Team Coaching: What Is The Psychodynamic Level?
My name is Sari van Poelje and I am the Director of Intact Academy. We offer training programs from beginning coach, to team coach, to supervisor. In my business, Agile Business Innovation, we help organizations innovate more quickly than their products, to accelerate time to marker. If you’re interested, go to our websites, and you will find all the information there.
We’re talking about team coaching. We’ve already looked at the definition, the levels of team coaching, and how to figure out where you have to do an intervention. Now we’re talking about the levels one at a time. We’ve had team structure, we’ve looked at team dynamics, and today we’re going to look at psychodynamics, or the level of unconscious functioning of the group. Within transactional analysis, we talk about four main concepts at this level: imago, transference and countertransference, personality as in the influence of life script on the team, and authority structure.
I want to talk about imago this time because it is one of those concepts that are often misunderstood, and used in a way that perhaps isn’t very helpful for team coaching. According to Eric Berne, an imago is a mental picture of what the group is or should be like. Anytime you enter a group, you’ve already got a picture in your mind, based on your previous experiences of a group, based on your archaic ideas of what a group should be, maybe on the things you’ve missed in your primary group, which was your family of origin. You come into each group carrying that backpack, and constantly comparing, and then looking at the group in reality through that lens.

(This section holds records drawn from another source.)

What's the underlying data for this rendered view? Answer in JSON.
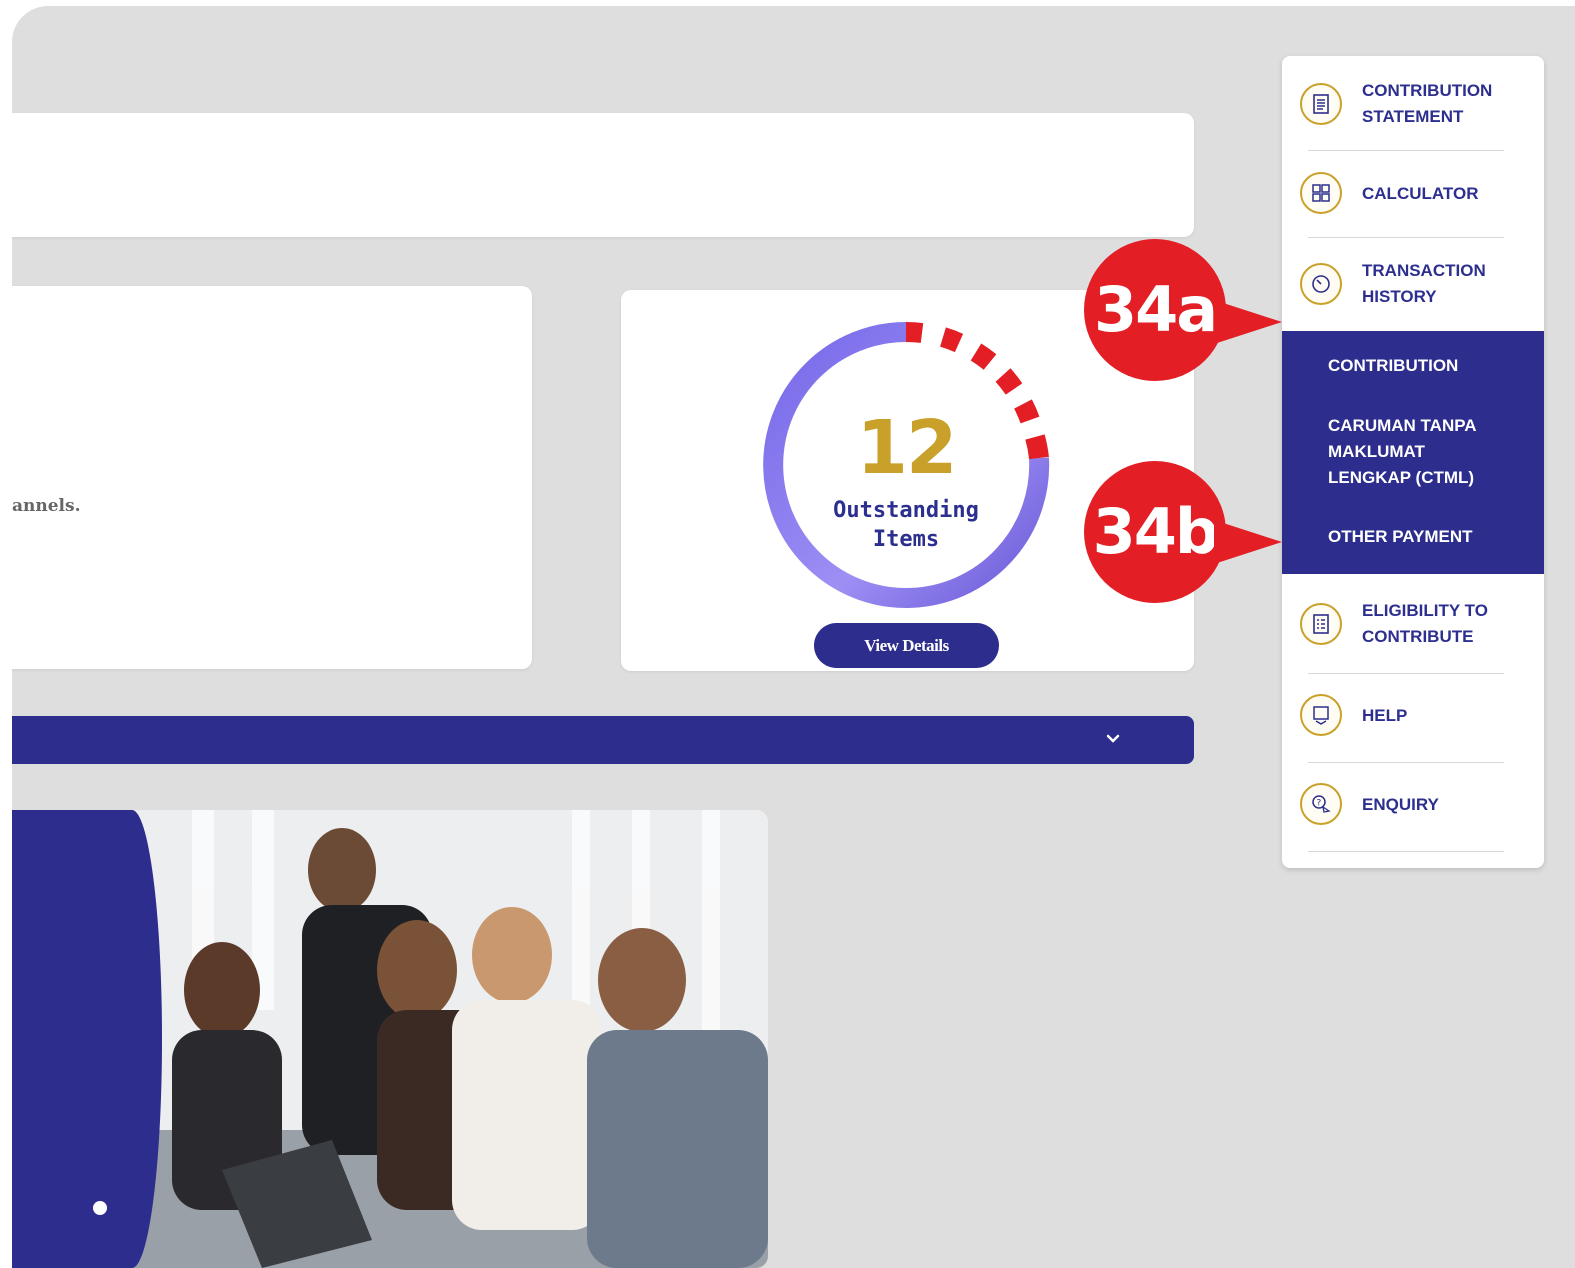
{
  "left_card": {
    "text": "annels."
  },
  "outstanding": {
    "count": "12",
    "label_line1": "Outstanding",
    "label_line2": "Items",
    "button": "View Details",
    "completed_fraction": 0.85
  },
  "sidebar": {
    "items": [
      {
        "label_line1": "CONTRIBUTION",
        "label_line2": "STATEMENT",
        "icon": "document-icon"
      },
      {
        "label_line1": "CALCULATOR",
        "label_line2": "",
        "icon": "calculator-icon"
      },
      {
        "label_line1": "TRANSACTION",
        "label_line2": "HISTORY",
        "icon": "clock-icon"
      },
      {
        "label_line1": "ELIGIBILITY TO",
        "label_line2": "CONTRIBUTE",
        "icon": "checklist-icon"
      },
      {
        "label_line1": "HELP",
        "label_line2": "",
        "icon": "help-icon"
      },
      {
        "label_line1": "ENQUIRY",
        "label_line2": "",
        "icon": "enquiry-icon"
      }
    ],
    "submenu": [
      {
        "label": "CONTRIBUTION"
      },
      {
        "label_line1": "CARUMAN TANPA",
        "label_line2": "MAKLUMAT",
        "label_line3": "LENGKAP (CTML)"
      },
      {
        "label": "OTHER PAYMENT"
      }
    ]
  },
  "callouts": {
    "a": "34a",
    "b": "34b"
  },
  "colors": {
    "primary": "#2c2d8c",
    "accent_gold": "#c9a12a",
    "callout_red": "#e31e25",
    "background": "#dedede"
  }
}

It’s the difference between your imago and the group in reality that creates tension or disappointment. This is the real motor of team behavior. Sometimes people behave in a way in a group that can’t be explained by the structure of the group. It can’t be explained by the dynamics in the group. However, if I look at their archaic imago of how it should function, it could explain their behaviour. Obviously, the difficulty when you’re doing team coaching is that all those mental images are unconscious. You can’t see them unless you use nonverbal techniques or deduce from transactions. We’ll talk about that in a bit.
Imagine how you step into a group, I’m closing my eyes, because I’m inviting you to close your eyes too. Think about what your group should be like. If you think about everything you had in your childhood, in your family, or anything you’ve missed in that time: What kind of picture would that give of your absolutely ideal group, of your dream team, as some people call it? Would it be the dream team where people are close to each other, maybe they’re all friends. That the leader is the best possible parent you could ever have. The people are working together, all towards a higher purpose, which is known to everyone. You not only work together, you play together as well. Any differences are met and discussed. What is your ideal group, your dream team, like?

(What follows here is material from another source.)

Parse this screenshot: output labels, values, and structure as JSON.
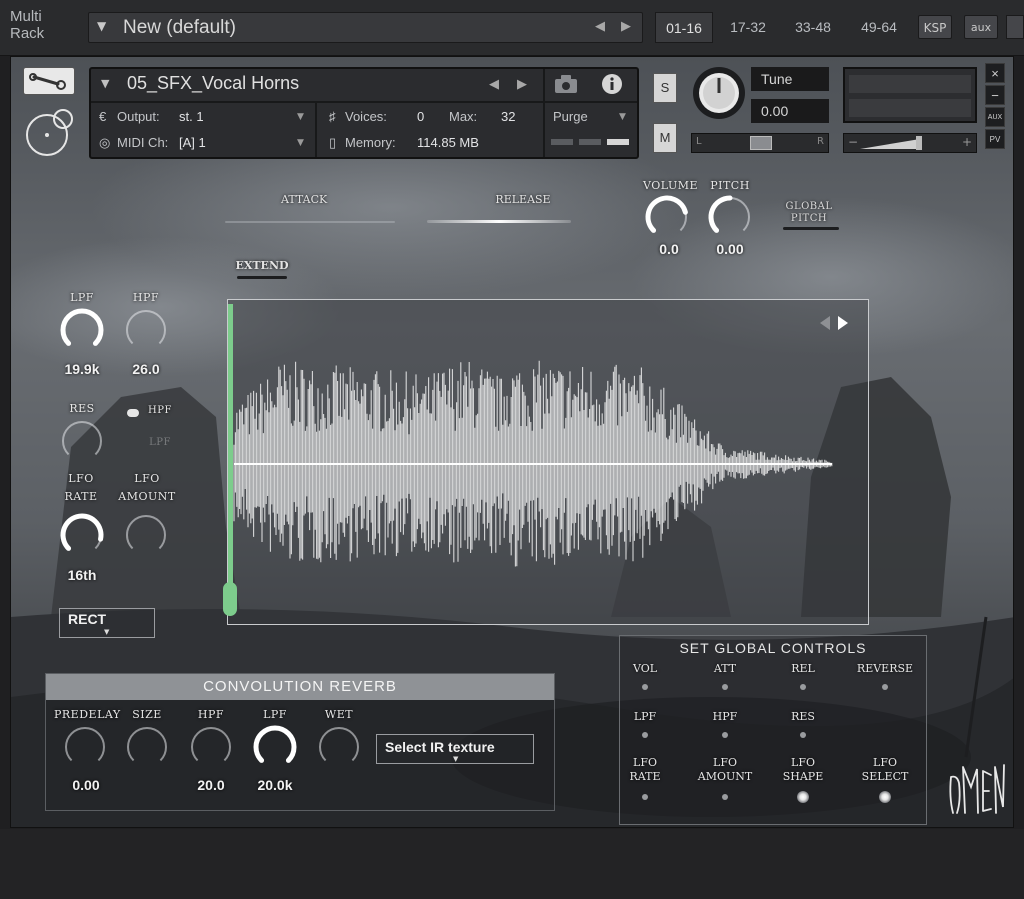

Now open your eyes and compare it to the team you’re in. How is that different? How is that the same? How does that explain some of your behavior? How is that a precursor to some of the ways you’re feeling in the team?

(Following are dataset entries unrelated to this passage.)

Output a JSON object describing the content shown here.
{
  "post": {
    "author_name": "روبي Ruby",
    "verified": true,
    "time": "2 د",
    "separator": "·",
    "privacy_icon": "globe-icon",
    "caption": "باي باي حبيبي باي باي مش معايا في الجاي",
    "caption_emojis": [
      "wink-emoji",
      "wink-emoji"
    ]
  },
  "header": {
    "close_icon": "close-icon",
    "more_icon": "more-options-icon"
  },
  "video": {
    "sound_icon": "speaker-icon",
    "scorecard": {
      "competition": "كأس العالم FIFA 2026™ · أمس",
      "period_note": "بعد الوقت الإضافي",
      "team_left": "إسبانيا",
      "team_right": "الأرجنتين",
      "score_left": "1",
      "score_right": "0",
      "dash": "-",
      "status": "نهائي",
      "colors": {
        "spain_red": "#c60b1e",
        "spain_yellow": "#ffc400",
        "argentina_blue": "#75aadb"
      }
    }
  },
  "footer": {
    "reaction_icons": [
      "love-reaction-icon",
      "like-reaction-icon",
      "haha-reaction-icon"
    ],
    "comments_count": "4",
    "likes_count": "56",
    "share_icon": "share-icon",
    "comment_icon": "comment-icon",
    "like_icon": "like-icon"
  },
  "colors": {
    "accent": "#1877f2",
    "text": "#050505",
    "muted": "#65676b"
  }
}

When we think about group imago. We think about the inter psychic image of the group as it should be, and what is the reality. What we say is that people come into groups with an imago. Sometimes you see them behave in a way that causes the team to actually change to fit their imago. That could be their dream team or, it could be them recreating their worst nightmare.
For instance, I was coaching a team and I had someone who was behaving in an extremely provocative way. Every time there was a change in the team, or the leader announced a different process, this person would say, “I’ve done this before and it’s not at all the way it should be. No one is recognizing my competencies in this team.”. This was really interesting, because in actual fact, the leader was very complimentary about the competency this person brought in. There was a lot of recognition for this person. Still this person felt as if she was not being recognized, and constantly complained about that every time a change was introduced.
At some point, I worked with her and I asked her what was going on? I told her that she seemed very unhappy in this team. Her response was, “Yes, it’s not at all the way it should be.”. When I asked her to draw a picture of how it should be, things got really interesting. She drew a team with the leader and people in that team, but she didn’t draw herself. I looked at that picture and I asked her where she was. She said “I forgot myself!”.
We talked about how she felt inside, when she was in a group. We talked about the difference between that feeling, and the real team where she actually had a very important position. She was constantly surrounded by people who were recognizing each other’s competencies. She realized that the image she had brought in, was one in which she, in her family of origin, didn’t have a place and where she constantly felt as if she wasn’t being seen. Her behavior in the team, in reality, actually re-energized those kinds of dynamics because of the way she was acting. People were starting to ignore her because she created such frictioning within the team.
Sometimes, an imago works in a positive way. However, as in this example, sometimes it works in a way that reignites dynamics and positioning that you don’t want. It’s important in team coaching to look not only at the structure and the dynamics which are visible, but also to look at what is happening. Why are people acting the way they do? Could it be that they’re carrying an imago inside, that is causing them to behave in a way that they recreate something that they don’t want or that they absolutely do miss. That will give you a depth to your team coaching, which might bring you a step further.
My invitation to you is to draw your dream team. How you wish your team would look and then to compare it to the team as is. Then write down how this is causing you to behave in a certain way.